ACTION ITEM
Each line of the records has to be copied exactly, though the pictures must be left out.

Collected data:
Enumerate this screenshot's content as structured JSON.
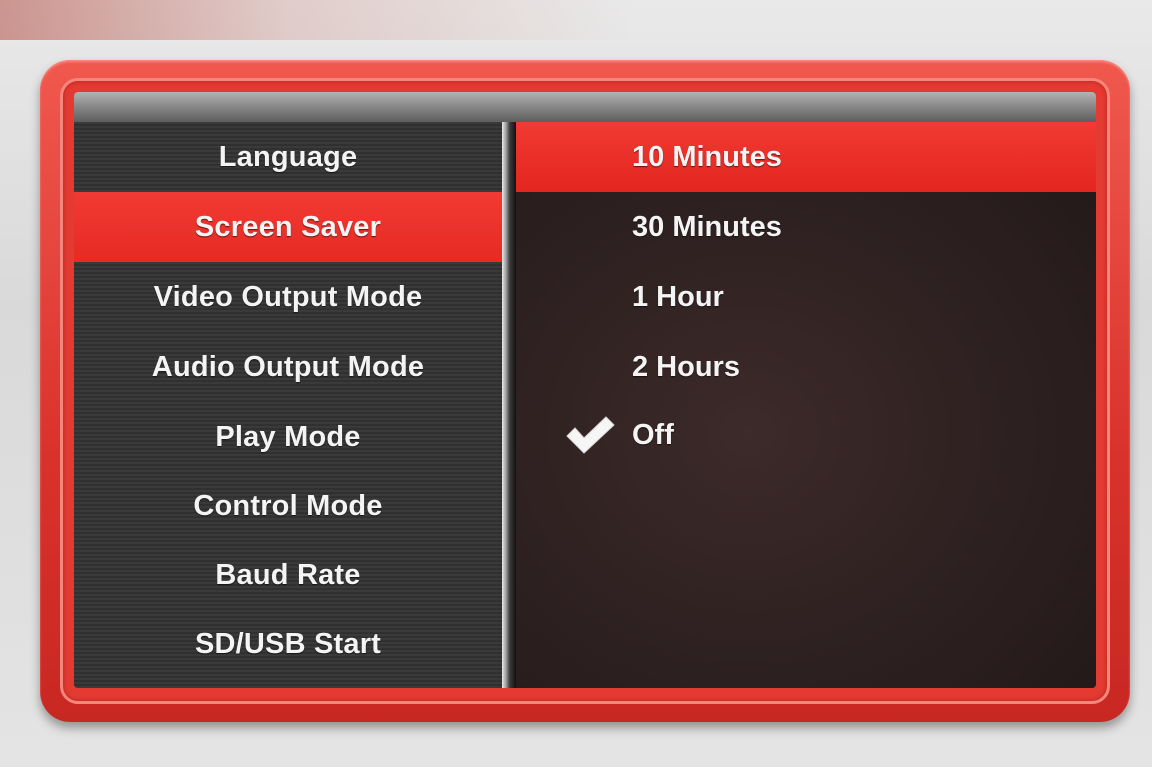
{
  "menu": {
    "items": [
      {
        "label": "Language",
        "selected": false
      },
      {
        "label": "Screen Saver",
        "selected": true
      },
      {
        "label": "Video Output Mode",
        "selected": false
      },
      {
        "label": "Audio Output Mode",
        "selected": false
      },
      {
        "label": "Play Mode",
        "selected": false
      },
      {
        "label": "Control Mode",
        "selected": false
      },
      {
        "label": "Baud Rate",
        "selected": false
      },
      {
        "label": "SD/USB Start",
        "selected": false
      }
    ]
  },
  "options": {
    "items": [
      {
        "label": "10 Minutes",
        "highlighted": true,
        "checked": false
      },
      {
        "label": "30 Minutes",
        "highlighted": false,
        "checked": false
      },
      {
        "label": "1 Hour",
        "highlighted": false,
        "checked": false
      },
      {
        "label": "2 Hours",
        "highlighted": false,
        "checked": false
      },
      {
        "label": "Off",
        "highlighted": false,
        "checked": true
      }
    ],
    "check_icon": "checkmark-icon"
  },
  "colors": {
    "accent_red": "#e62a24",
    "frame_red": "#d9322b",
    "panel_dark": "#2b2626",
    "text": "#f4f4f4"
  }
}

RESPONSE BELOW
Enumerate this screenshot's content as structured JSON.
{
  "menu": {
    "items": [
      {
        "label": "Language",
        "selected": false
      },
      {
        "label": "Screen Saver",
        "selected": true
      },
      {
        "label": "Video Output Mode",
        "selected": false
      },
      {
        "label": "Audio Output Mode",
        "selected": false
      },
      {
        "label": "Play Mode",
        "selected": false
      },
      {
        "label": "Control Mode",
        "selected": false
      },
      {
        "label": "Baud Rate",
        "selected": false
      },
      {
        "label": "SD/USB Start",
        "selected": false
      }
    ]
  },
  "options": {
    "items": [
      {
        "label": "10 Minutes",
        "highlighted": true,
        "checked": false
      },
      {
        "label": "30 Minutes",
        "highlighted": false,
        "checked": false
      },
      {
        "label": "1 Hour",
        "highlighted": false,
        "checked": false
      },
      {
        "label": "2 Hours",
        "highlighted": false,
        "checked": false
      },
      {
        "label": "Off",
        "highlighted": false,
        "checked": true
      }
    ],
    "check_icon": "checkmark-icon"
  },
  "colors": {
    "accent_red": "#e62a24",
    "frame_red": "#d9322b",
    "panel_dark": "#2b2626",
    "text": "#f4f4f4"
  }
}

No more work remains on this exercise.